*What needs to be done*
Scan the listing below for the word "page" and copy every line that has it.

*Supplied information*
******************************
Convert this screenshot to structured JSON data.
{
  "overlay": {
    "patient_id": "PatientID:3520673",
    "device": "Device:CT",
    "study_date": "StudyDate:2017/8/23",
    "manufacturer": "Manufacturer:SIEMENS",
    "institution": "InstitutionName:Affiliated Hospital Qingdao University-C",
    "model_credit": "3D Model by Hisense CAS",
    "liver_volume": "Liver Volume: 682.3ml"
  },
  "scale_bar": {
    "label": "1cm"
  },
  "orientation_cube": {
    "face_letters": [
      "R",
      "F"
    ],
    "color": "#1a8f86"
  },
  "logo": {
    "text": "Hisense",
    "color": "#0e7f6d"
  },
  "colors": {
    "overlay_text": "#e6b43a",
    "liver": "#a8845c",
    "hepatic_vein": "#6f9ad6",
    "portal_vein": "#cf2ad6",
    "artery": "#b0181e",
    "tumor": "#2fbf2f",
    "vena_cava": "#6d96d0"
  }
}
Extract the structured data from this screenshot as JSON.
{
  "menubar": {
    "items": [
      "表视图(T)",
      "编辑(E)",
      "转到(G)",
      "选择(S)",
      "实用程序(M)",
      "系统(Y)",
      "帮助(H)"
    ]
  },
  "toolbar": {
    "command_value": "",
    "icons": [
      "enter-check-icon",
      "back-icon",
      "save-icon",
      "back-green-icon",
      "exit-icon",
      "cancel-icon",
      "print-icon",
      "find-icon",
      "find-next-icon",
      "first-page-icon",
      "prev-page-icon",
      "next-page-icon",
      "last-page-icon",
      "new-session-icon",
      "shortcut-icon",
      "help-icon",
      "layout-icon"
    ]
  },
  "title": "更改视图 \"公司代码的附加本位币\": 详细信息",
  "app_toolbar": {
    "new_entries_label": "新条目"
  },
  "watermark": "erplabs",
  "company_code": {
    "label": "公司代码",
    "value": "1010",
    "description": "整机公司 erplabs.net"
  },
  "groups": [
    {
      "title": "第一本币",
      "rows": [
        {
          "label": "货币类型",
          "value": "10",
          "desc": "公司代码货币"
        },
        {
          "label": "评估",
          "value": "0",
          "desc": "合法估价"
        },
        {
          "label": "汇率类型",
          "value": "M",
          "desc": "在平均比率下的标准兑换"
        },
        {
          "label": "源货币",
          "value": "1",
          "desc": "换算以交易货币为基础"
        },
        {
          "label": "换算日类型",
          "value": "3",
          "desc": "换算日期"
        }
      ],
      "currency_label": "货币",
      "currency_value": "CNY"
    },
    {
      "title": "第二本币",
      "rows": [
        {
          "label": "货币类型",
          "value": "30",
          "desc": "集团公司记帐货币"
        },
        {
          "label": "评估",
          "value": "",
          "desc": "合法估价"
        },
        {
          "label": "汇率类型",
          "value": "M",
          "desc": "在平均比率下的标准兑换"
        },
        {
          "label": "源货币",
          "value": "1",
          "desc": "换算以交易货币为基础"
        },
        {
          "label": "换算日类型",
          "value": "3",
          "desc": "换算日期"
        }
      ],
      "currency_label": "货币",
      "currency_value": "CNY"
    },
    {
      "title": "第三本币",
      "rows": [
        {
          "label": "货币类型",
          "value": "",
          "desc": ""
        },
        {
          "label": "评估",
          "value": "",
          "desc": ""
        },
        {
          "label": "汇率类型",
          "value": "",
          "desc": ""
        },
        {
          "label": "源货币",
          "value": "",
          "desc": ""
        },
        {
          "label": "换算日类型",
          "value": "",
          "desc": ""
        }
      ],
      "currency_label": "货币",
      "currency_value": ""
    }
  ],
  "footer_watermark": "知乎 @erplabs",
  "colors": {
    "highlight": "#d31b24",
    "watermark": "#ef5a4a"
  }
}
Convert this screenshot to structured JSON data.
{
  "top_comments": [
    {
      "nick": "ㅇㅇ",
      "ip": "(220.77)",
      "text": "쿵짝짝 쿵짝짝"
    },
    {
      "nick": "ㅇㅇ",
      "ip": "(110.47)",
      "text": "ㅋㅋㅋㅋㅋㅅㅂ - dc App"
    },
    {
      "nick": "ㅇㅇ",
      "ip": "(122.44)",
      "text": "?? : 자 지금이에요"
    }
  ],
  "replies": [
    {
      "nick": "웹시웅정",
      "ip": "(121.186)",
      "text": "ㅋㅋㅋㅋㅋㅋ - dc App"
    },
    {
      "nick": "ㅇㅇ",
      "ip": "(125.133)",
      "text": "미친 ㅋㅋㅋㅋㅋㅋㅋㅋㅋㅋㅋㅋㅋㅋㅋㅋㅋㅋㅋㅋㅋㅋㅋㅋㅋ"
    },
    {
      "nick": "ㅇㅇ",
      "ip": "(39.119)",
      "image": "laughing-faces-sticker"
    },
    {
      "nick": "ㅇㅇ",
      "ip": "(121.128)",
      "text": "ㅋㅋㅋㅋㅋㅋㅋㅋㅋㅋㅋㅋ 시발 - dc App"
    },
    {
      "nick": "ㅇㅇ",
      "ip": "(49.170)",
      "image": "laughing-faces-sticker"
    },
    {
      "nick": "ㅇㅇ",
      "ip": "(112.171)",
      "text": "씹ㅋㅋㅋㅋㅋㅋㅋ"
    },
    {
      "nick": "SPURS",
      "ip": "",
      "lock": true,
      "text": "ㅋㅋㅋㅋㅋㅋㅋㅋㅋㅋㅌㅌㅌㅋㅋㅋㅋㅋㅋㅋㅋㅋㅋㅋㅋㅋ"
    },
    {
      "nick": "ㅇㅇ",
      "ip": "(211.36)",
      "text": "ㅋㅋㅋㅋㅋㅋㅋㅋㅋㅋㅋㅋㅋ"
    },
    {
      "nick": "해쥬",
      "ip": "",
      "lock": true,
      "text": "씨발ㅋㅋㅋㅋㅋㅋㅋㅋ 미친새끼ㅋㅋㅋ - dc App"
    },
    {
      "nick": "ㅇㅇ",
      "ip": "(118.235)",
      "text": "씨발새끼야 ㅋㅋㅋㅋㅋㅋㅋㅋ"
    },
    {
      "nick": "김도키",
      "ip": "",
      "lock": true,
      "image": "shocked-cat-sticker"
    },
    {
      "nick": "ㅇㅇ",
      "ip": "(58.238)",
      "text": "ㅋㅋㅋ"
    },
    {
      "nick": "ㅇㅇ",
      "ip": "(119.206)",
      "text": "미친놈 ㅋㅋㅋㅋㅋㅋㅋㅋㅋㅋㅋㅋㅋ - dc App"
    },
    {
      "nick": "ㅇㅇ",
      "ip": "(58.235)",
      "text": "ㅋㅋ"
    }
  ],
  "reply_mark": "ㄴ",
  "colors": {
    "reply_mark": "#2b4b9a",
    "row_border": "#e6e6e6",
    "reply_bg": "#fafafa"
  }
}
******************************
*Result for this task*
      "first-page-icon",
      "prev-page-icon",
      "next-page-icon",
      "last-page-icon",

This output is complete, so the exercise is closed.